The second proposed project proposed implementing the model mentioned above on a limited national basis in the GCU coalition. Sites considered for inclusion during the second phase of this project included Boston; Cleveland; Kansas City, Mo.; and Portland, Ore.

Support for NIJ Geospatial Technologies Portfolio

Grantee: South Carolina Research Authority
Amount: $1,115,000
Award Number: 2007-IJ-CX-K014

Description: The National Law Enforcement and Corrections Technology Center-Southeast is conducting a set of geospatial tasks that provide technical assistance to the field; developing a new interface, materials and evaluation for CrimeStat; and testing urban development of simulation routines as proof of concept for predicting future crime.

The Second Survey of Police Departments' Use of Computerized Crime Mapping

Intramural Researchers: Ronald E. Wilson, Christopher D. Maxwell, Cedrick Hereaux

Description: Ten years have passed since the Crime Mapping Research Center conducted a survey of law enforcement agencies across the United States to learn more about how criminologists use computerized mapping techniques to analyze crime.

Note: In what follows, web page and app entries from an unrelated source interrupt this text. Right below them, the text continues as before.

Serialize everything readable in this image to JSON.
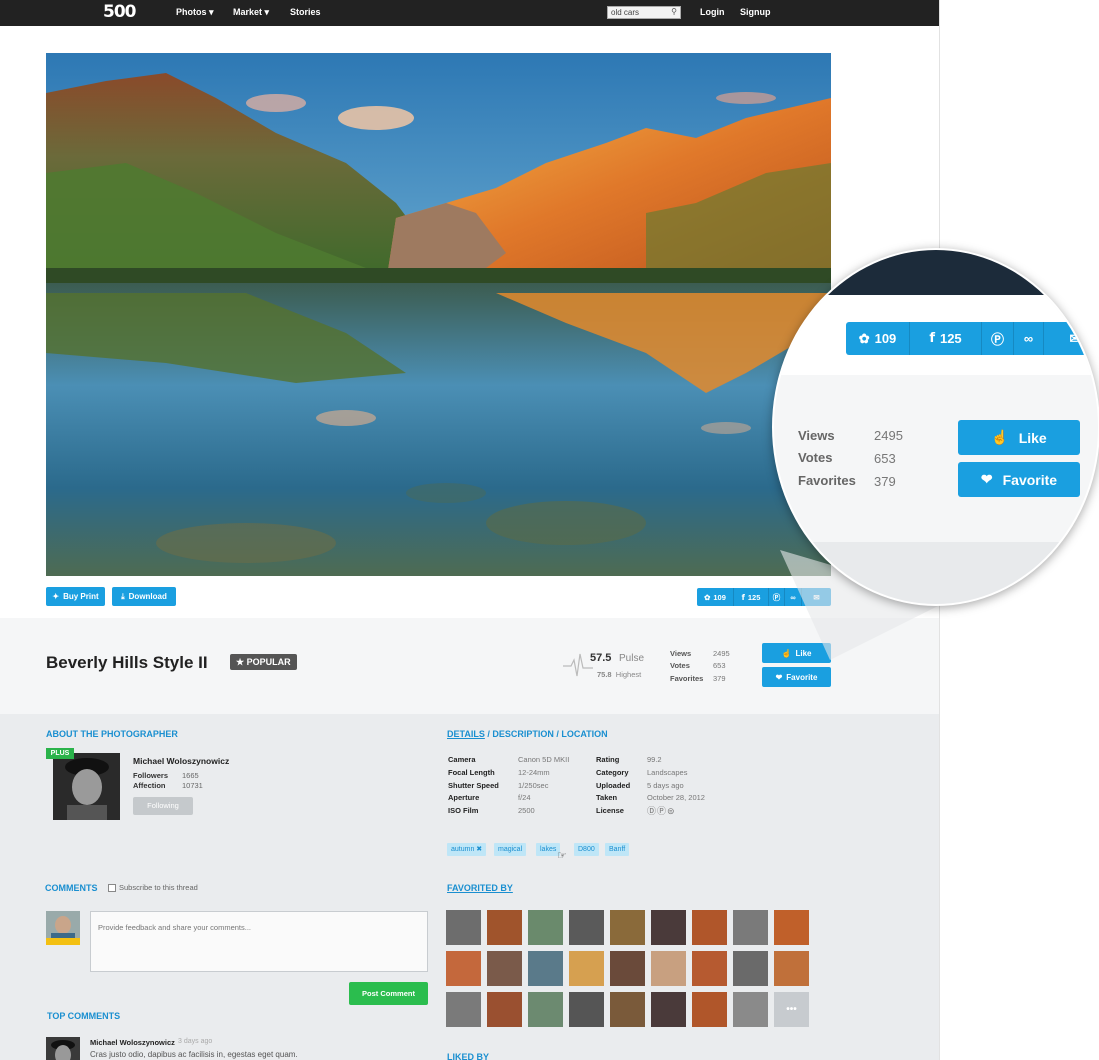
{
  "nav": {
    "logo": "500",
    "photos_label": "Photos ▾",
    "market_label": "Market ▾",
    "stories_label": "Stories",
    "search_value": "old cars",
    "login_label": "Login",
    "signup_label": "Signup"
  },
  "actions": {
    "buy_print_label": "Buy Print",
    "download_label": "Download"
  },
  "share": {
    "twitter_count": "109",
    "facebook_count": "125"
  },
  "photo": {
    "title": "Beverly Hills Style II",
    "badge": "POPULAR",
    "pulse_value": "57.5",
    "pulse_label": "Pulse",
    "highest_value": "75.8",
    "highest_label": "Highest",
    "views_label": "Views",
    "views_value": "2495",
    "votes_label": "Votes",
    "votes_value": "653",
    "favorites_label": "Favorites",
    "favorites_value": "379",
    "like_label": "Like",
    "favorite_label": "Favorite"
  },
  "photographer": {
    "section_title": "ABOUT THE PHOTOGRAPHER",
    "badge": "PLUS",
    "name": "Michael Woloszynowicz",
    "followers_label": "Followers",
    "followers_value": "1665",
    "affection_label": "Affection",
    "affection_value": "10731",
    "following_label": "Following"
  },
  "details": {
    "section_title_details": "DETAILS",
    "section_title_rest": " / DESCRIPTION / LOCATION",
    "left": [
      {
        "label": "Camera",
        "value": "Canon 5D MKII"
      },
      {
        "label": "Focal Length",
        "value": "12-24mm"
      },
      {
        "label": "Shutter Speed",
        "value": "1/250sec"
      },
      {
        "label": "Aperture",
        "value": "f/24"
      },
      {
        "label": "ISO Film",
        "value": "2500"
      }
    ],
    "right": [
      {
        "label": "Rating",
        "value": "99.2"
      },
      {
        "label": "Category",
        "value": "Landscapes"
      },
      {
        "label": "Uploaded",
        "value": "5 days ago"
      },
      {
        "label": "Taken",
        "value": "October 28, 2012"
      },
      {
        "label": "License",
        "value": ""
      }
    ],
    "tags": [
      "autumn ✖",
      "magical",
      "lakes",
      "D800",
      "Banff"
    ]
  },
  "comments": {
    "section_title": "COMMENTS",
    "subscribe_label": "Subscribe to this thread",
    "placeholder": "Provide feedback and share your comments...",
    "post_label": "Post Comment",
    "top_title": "TOP COMMENTS",
    "top_author": "Michael Woloszynowicz",
    "top_time": "3 days ago",
    "top_text": "Cras justo odio, dapibus ac facilisis in, egestas eget quam."
  },
  "favorited": {
    "section_title": "FAVORITED BY",
    "more_label": "•••",
    "liked_title": "LIKED BY"
  },
  "colors": {
    "accent": "#1a9fe0",
    "link": "#1a8fd0",
    "green": "#2bbd4e",
    "nav_bg": "#222222"
  }
}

A second survey will work to learn more about recent trends in crime mapping and examine technological (and other) developments that have occurred since the first survey was conducted.

Terrorism in Time and Space: The Inclusion of Spatio-Temporal Data From Federal Terrorism Cases Into the ATS Database

Grantee: University of Arkansas
Amount: $350,000
Award Number: 2006-IJ-CX-0037

Description: The goal of the project is to complete temporal and spatial data collection on all terrorism cases officially investigated by the FBI under the Attorney General's Guidelines for Terrorism Investigations for the period 1980-2004. Using automated Web extraction tools developed by the Institute for the Study of Violent Groups at Sam Houston State University, researchers will extract information on approximately 265 variables from open source documents and court case files. The extracted variables are coded into a server-based Oracle relational database and GIS developed by the Center for Advanced Spatial Technologies at the University of Arkansas. The new data will ensure a much more comprehensive and complete record of terrorism in the United States, allowing criminal justice professionals to examine group-type analyses for the first time. (The small sample sizes of previous studies precluded this type of analysis.)

Date Created: July 21, 2009